=== SUPPLIED INFORMATION ===

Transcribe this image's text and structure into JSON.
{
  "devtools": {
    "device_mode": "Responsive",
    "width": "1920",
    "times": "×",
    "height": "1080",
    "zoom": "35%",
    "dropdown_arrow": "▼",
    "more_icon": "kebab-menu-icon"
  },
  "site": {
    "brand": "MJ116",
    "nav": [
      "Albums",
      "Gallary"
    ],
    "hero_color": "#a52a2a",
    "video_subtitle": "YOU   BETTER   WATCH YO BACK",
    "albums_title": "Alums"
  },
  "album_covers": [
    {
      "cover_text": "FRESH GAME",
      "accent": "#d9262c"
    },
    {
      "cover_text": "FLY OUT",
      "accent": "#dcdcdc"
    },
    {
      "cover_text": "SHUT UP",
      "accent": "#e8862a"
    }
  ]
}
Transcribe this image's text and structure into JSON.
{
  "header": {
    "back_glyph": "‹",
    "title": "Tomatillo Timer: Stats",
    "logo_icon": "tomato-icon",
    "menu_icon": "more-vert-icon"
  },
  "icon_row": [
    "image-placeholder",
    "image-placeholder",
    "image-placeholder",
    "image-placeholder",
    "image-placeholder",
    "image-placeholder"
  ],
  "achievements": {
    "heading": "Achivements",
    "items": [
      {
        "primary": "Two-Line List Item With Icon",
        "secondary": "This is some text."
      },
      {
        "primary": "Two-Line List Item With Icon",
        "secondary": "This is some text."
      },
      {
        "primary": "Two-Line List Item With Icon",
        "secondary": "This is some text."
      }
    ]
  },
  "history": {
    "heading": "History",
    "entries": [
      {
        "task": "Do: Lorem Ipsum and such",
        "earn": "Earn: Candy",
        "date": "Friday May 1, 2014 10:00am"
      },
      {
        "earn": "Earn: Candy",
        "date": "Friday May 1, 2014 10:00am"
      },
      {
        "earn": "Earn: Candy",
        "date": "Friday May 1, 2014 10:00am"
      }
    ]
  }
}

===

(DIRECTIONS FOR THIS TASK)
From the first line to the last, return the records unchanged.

(PROBLEM SOLUTION)
Transcribe this image's text and structure into JSON.
{
  "devtools": {
    "device_mode": "Responsive",
    "width": "1920",
    "times": "×",
    "height": "1080",
    "zoom": "35%",
    "dropdown_arrow": "▼",
    "more_icon": "kebab-menu-icon"
  },
  "site": {
    "brand": "MJ116",
    "nav": [
      "Albums",
      "Gallary"
    ],
    "hero_color": "#a52a2a",
    "video_subtitle": "YOU   BETTER   WATCH YO BACK",
    "albums_title": "Alums"
  },
  "album_covers": [
    {
      "cover_text": "FRESH GAME",
      "accent": "#d9262c"
    },
    {
      "cover_text": "FLY OUT",
      "accent": "#dcdcdc"
    },
    {
      "cover_text": "SHUT UP",
      "accent": "#e8862a"
    }
  ]
}
Transcribe this image's text and structure into JSON.
{
  "header": {
    "back_glyph": "‹",
    "title": "Tomatillo Timer: Stats",
    "logo_icon": "tomato-icon",
    "menu_icon": "more-vert-icon"
  },
  "icon_row": [
    "image-placeholder",
    "image-placeholder",
    "image-placeholder",
    "image-placeholder",
    "image-placeholder",
    "image-placeholder"
  ],
  "achievements": {
    "heading": "Achivements",
    "items": [
      {
        "primary": "Two-Line List Item With Icon",
        "secondary": "This is some text."
      },
      {
        "primary": "Two-Line List Item With Icon",
        "secondary": "This is some text."
      },
      {
        "primary": "Two-Line List Item With Icon",
        "secondary": "This is some text."
      }
    ]
  },
  "history": {
    "heading": "History",
    "entries": [
      {
        "task": "Do: Lorem Ipsum and such",
        "earn": "Earn: Candy",
        "date": "Friday May 1, 2014 10:00am"
      },
      {
        "earn": "Earn: Candy",
        "date": "Friday May 1, 2014 10:00am"
      },
      {
        "earn": "Earn: Candy",
        "date": "Friday May 1, 2014 10:00am"
      }
    ]
  }
}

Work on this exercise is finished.